Originally developed by DeployHub, Ortelius was created to provide a means to automate configuration at the application level. It also provides a central catalog of services that makes it easier to consume and deploy services across clusters that also tracks application versions and dependencies as updates to services are made.
DeployHub CEO Tracy Ragan said Ortelius is now being donated to the CD Foundation, an arm of the Linux Foundation, which is working to create de facto continuous delivery standards. As such, Ortelius will benefit from contributions from other members of the consortium that includes Google, CloudBees, CircleCI, JFrog, IBM, GitLab, Netflix and DeployHub.
The core CF Foundation projects are the open source Jenkins continuous integration/continuous delivery (CI/CD) platform; Jenkins X, an open source CI/CD solution on Kubernetes; Spinnaker, an open source CD platform; and the Tekton specification for building CI/CD components.
Ortelius already integrates with CD orchestration tools and deployment tools such as Helm, Ansible and Spinnaker. The opportunity now is to address the entire application development life cycle of cloud-native applications using a GitOps methodology, said Ragan.
While in theory the rise of Kubernetes should make it easier to automate CD processes across multiple platforms, Ragan noted that in practice there are still substantial differences between instances of Kubernetes that will require tools to automate the rollout of microservices across multiple clusters. Ortelius allows IT teams to logically manage groups for microservices as a single entity in much the same way IT teams manage monolithic applications as a single entity, she said.
Ragan also noted that not all microservices are of equal value, so different approaches to managing them are required based on the number of dependencies they have and the value of the microservices to the business. As it becomes apparent IT teams will soon be managing perhaps thousands of microservices, the need for a standard approach that integrates with multiple CD platforms becomes more acute. In fact, she said, IT teams are approaching a new era when chaos engineering principles will need to be applied to the management of microservices.
Longer-term, Ragan said Ortelius will also make it feasible to employ machine learning algorithms to provide predictive analytics that can be used to optimize the microservices environment.
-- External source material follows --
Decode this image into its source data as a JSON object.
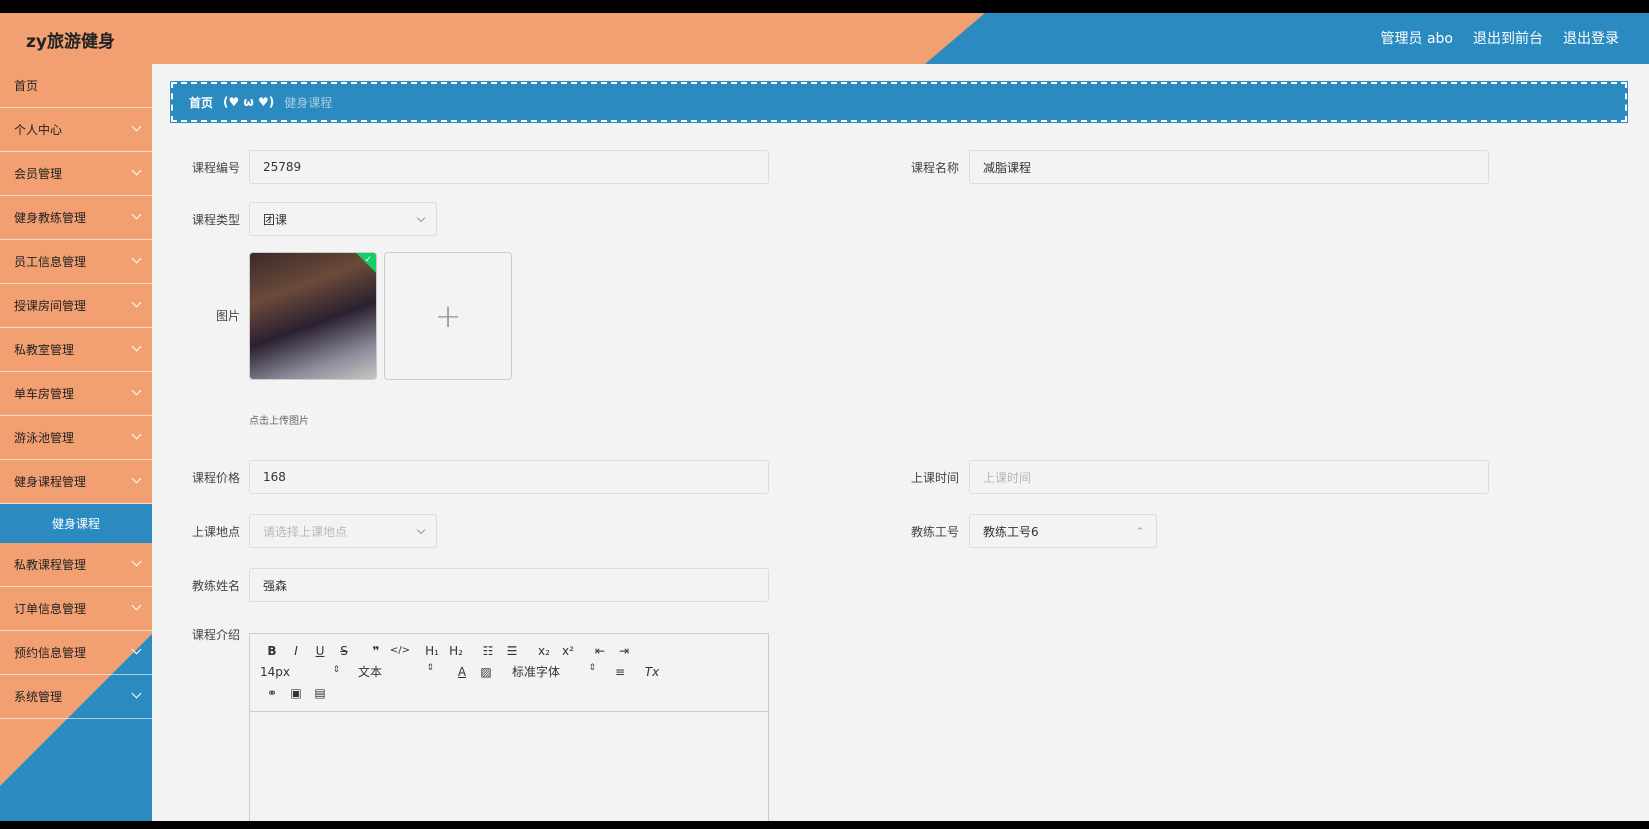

That capability eventually will provide a critical capability for managing microservices at scale. It may also serve to further the adoption of best CD practices that thus far have proven elusive to achieve in IT environments where each platform has unique attributes that make automating application delivery challenging regardless of what type of application is involved.
In the meantime, IT organizations are being invited to contribute to the Ortelius project, now that it’s part of the CD Foundation. The more contributions that are made, the sooner the Ortelius platform graduates, which can’t come soon enough for many organizations that have already invested in microservices.